According to Hinson, the space creates an open atmosphere that still retains an intimate feeling. She said she looks forward to the conversations that will be allowed to come up through the space and the art.
One of the artists who may spark such conversations is Liz Gre. Based in Omaha, Gre does a variety of work using writing and sound.
For Gre’s portion of the gallery, she focuses on the relationship between black women and their maternal figures, specifically their grandmothers. She said she was partially inspired by a speech given by Jace Clayton on how white noise should not be ignored, but instead be used as an alarm.

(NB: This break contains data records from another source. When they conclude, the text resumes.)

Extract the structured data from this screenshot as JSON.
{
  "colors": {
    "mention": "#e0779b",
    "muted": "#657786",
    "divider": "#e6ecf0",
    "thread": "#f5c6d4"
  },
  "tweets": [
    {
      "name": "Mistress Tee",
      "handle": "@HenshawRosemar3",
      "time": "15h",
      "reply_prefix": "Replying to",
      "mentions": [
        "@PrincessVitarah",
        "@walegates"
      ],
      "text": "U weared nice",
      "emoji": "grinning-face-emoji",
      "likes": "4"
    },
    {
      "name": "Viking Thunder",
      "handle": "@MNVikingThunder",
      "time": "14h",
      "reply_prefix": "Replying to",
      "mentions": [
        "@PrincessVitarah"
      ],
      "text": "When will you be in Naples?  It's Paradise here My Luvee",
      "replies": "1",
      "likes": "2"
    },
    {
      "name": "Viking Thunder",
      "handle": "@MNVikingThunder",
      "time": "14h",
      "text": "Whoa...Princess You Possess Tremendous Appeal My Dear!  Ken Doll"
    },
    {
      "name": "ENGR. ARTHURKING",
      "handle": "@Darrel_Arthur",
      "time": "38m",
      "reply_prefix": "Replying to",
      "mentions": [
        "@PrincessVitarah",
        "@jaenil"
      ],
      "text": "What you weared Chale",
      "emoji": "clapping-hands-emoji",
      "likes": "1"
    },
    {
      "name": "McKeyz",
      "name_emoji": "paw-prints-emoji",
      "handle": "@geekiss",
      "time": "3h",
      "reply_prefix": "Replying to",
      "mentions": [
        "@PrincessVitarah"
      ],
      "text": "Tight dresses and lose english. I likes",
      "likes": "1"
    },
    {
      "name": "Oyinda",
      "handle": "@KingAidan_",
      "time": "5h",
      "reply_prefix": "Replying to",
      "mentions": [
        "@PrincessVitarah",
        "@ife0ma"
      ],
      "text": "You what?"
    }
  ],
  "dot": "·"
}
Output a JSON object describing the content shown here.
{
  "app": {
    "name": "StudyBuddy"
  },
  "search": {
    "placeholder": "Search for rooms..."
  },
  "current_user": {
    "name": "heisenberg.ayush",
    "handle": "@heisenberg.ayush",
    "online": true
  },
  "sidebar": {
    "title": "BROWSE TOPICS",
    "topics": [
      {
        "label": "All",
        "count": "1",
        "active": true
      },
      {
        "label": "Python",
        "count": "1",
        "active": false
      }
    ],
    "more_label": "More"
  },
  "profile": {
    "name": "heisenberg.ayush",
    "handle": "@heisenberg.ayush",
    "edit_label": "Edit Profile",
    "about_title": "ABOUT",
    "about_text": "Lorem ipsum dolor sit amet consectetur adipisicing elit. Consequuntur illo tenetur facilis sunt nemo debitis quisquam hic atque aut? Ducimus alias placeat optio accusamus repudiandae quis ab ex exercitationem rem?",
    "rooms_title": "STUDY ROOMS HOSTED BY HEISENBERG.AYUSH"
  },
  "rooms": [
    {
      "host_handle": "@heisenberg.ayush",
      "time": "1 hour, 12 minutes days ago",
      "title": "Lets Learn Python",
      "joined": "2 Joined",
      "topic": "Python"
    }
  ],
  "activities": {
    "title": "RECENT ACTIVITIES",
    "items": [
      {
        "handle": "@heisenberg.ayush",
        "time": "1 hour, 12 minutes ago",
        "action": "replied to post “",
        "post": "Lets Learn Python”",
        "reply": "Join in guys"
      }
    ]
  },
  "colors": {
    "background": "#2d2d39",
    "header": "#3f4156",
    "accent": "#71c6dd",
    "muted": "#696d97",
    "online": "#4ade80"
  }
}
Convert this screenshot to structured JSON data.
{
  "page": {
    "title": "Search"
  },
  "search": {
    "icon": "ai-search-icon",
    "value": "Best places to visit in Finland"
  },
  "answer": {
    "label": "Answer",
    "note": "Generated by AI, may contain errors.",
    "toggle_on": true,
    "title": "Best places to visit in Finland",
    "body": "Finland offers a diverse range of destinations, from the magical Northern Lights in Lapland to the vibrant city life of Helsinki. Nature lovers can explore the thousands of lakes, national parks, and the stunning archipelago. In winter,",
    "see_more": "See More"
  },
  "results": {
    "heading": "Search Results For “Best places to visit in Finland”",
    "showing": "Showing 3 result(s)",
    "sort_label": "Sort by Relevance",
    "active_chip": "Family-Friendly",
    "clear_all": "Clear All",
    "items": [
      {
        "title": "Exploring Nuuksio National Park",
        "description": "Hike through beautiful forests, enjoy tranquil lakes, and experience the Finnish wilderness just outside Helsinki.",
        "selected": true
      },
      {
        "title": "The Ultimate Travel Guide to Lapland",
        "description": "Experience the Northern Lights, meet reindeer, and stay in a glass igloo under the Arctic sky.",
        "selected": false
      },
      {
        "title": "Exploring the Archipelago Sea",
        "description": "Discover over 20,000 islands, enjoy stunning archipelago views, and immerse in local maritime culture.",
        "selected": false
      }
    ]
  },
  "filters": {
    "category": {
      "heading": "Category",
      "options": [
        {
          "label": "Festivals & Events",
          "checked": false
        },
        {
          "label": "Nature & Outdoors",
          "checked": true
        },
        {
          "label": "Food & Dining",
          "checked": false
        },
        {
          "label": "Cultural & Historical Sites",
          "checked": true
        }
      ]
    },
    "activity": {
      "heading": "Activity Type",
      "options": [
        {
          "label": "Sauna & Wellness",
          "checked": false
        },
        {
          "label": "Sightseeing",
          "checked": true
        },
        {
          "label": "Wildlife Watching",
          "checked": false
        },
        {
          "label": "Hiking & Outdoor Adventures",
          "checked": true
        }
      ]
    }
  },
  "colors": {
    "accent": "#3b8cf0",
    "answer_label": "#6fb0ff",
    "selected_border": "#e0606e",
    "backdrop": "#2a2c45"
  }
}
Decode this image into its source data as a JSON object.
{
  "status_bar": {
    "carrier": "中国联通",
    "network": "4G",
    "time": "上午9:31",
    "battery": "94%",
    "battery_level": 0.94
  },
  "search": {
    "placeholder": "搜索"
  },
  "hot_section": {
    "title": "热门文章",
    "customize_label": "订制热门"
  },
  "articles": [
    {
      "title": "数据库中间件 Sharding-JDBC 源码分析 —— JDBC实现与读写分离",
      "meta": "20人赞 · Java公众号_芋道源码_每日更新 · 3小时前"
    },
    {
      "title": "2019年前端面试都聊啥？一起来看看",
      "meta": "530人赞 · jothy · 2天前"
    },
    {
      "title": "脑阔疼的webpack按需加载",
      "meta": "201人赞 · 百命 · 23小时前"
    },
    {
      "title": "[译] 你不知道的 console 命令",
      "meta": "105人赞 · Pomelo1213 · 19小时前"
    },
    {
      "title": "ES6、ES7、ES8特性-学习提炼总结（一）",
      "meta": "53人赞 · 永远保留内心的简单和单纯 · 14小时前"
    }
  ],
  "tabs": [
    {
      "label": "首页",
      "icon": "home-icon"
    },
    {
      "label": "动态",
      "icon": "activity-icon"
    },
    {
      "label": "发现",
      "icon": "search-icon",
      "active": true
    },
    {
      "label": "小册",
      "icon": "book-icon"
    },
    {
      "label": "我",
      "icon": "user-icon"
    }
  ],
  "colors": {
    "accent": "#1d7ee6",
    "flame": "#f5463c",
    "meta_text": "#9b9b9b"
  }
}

“I considered the voices of memories in the past as another iteration of that alarm, so in the piece there are moments where there’s like a white noise that kind of is almost like a jolting,” Gre said. “It signals a shift.”
Chicago-based artist and poet Krista Franklin also has her work displayed at the gallery. Her paintings and handmade paper artwork deal with the central theme of the connection between blackness and the natural world, while also drawing on Trinidadian folklore.
“I think [the exhibition] is a beautiful opportunity for an expansion of learning of different cultures and different concepts, different kinds of thought as well, and vision,” Franklin said. “I really just hope that the city and the state really, in the nearest vicinity of the exhibition space, has the opportunity and makes the opportunity to go.”
According to Franklin, just having the ability to be an artist is exciting, as society is often not financially forgiving toward artists.
“I feel very, very lucky to be able to make that work and to write poems and to write creative writing and teach it in 21st century America as a black woman,” Franklin said. “I feel very, very good about just the power in the agency that I have to do that.”